Activity: Write the data below out again, with each line matching the original.

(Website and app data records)
- Opening Delimiter -

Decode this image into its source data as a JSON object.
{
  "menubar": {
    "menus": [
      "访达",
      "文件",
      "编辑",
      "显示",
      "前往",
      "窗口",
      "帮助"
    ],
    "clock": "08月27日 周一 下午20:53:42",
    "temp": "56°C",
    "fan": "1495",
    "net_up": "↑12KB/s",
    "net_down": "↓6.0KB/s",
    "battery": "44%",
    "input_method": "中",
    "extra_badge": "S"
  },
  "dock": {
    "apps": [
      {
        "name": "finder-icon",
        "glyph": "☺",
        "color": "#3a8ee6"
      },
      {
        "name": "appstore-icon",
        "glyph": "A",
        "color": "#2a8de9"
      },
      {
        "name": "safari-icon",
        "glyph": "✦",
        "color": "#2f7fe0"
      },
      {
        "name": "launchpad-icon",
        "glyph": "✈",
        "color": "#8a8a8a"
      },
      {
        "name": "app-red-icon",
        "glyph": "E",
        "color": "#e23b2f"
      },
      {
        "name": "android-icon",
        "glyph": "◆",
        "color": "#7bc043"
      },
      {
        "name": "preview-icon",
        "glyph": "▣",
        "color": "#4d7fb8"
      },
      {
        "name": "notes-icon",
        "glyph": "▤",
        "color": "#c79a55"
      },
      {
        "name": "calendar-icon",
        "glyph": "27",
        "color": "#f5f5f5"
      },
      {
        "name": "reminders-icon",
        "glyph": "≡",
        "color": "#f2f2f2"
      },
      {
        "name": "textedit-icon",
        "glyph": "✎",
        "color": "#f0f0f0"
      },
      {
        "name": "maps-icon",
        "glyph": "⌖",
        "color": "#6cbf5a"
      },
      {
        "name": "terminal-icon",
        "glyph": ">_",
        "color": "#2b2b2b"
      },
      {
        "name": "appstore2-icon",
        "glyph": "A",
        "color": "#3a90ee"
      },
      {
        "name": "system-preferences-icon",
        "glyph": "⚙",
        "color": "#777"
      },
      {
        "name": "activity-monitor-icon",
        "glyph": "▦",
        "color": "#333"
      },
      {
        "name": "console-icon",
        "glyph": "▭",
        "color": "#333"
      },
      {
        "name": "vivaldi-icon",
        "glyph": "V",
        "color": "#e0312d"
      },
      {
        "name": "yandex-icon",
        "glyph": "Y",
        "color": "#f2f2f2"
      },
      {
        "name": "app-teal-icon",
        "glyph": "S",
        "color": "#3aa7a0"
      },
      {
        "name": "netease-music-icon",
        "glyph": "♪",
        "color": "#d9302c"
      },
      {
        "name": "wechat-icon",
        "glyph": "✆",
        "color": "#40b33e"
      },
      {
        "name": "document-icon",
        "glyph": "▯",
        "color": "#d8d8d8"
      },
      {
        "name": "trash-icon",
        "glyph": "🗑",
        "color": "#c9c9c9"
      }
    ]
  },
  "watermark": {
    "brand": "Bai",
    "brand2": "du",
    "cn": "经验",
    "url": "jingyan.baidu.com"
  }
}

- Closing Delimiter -

Solution:
Decode this image into its source data as a JSON object.
{
  "menubar": {
    "menus": [
      "访达",
      "文件",
      "编辑",
      "显示",
      "前往",
      "窗口",
      "帮助"
    ],
    "clock": "08月27日 周一 下午20:53:42",
    "temp": "56°C",
    "fan": "1495",
    "net_up": "↑12KB/s",
    "net_down": "↓6.0KB/s",
    "battery": "44%",
    "input_method": "中",
    "extra_badge": "S"
  },
  "dock": {
    "apps": [
      {
        "name": "finder-icon",
        "glyph": "☺",
        "color": "#3a8ee6"
      },
      {
        "name": "appstore-icon",
        "glyph": "A",
        "color": "#2a8de9"
      },
      {
        "name": "safari-icon",
        "glyph": "✦",
        "color": "#2f7fe0"
      },
      {
        "name": "launchpad-icon",
        "glyph": "✈",
        "color": "#8a8a8a"
      },
      {
        "name": "app-red-icon",
        "glyph": "E",
        "color": "#e23b2f"
      },
      {
        "name": "android-icon",
        "glyph": "◆",
        "color": "#7bc043"
      },
      {
        "name": "preview-icon",
        "glyph": "▣",
        "color": "#4d7fb8"
      },
      {
        "name": "notes-icon",
        "glyph": "▤",
        "color": "#c79a55"
      },
      {
        "name": "calendar-icon",
        "glyph": "27",
        "color": "#f5f5f5"
      },
      {
        "name": "reminders-icon",
        "glyph": "≡",
        "color": "#f2f2f2"
      },
      {
        "name": "textedit-icon",
        "glyph": "✎",
        "color": "#f0f0f0"
      },
      {
        "name": "maps-icon",
        "glyph": "⌖",
        "color": "#6cbf5a"
      },
      {
        "name": "terminal-icon",
        "glyph": ">_",
        "color": "#2b2b2b"
      },
      {
        "name": "appstore2-icon",
        "glyph": "A",
        "color": "#3a90ee"
      },
      {
        "name": "system-preferences-icon",
        "glyph": "⚙",
        "color": "#777"
      },
      {
        "name": "activity-monitor-icon",
        "glyph": "▦",
        "color": "#333"
      },
      {
        "name": "console-icon",
        "glyph": "▭",
        "color": "#333"
      },
      {
        "name": "vivaldi-icon",
        "glyph": "V",
        "color": "#e0312d"
      },
      {
        "name": "yandex-icon",
        "glyph": "Y",
        "color": "#f2f2f2"
      },
      {
        "name": "app-teal-icon",
        "glyph": "S",
        "color": "#3aa7a0"
      },
      {
        "name": "netease-music-icon",
        "glyph": "♪",
        "color": "#d9302c"
      },
      {
        "name": "wechat-icon",
        "glyph": "✆",
        "color": "#40b33e"
      },
      {
        "name": "document-icon",
        "glyph": "▯",
        "color": "#d8d8d8"
      },
      {
        "name": "trash-icon",
        "glyph": "🗑",
        "color": "#c9c9c9"
      }
    ]
  },
  "watermark": {
    "brand": "Bai",
    "brand2": "du",
    "cn": "经验",
    "url": "jingyan.baidu.com"
  }
}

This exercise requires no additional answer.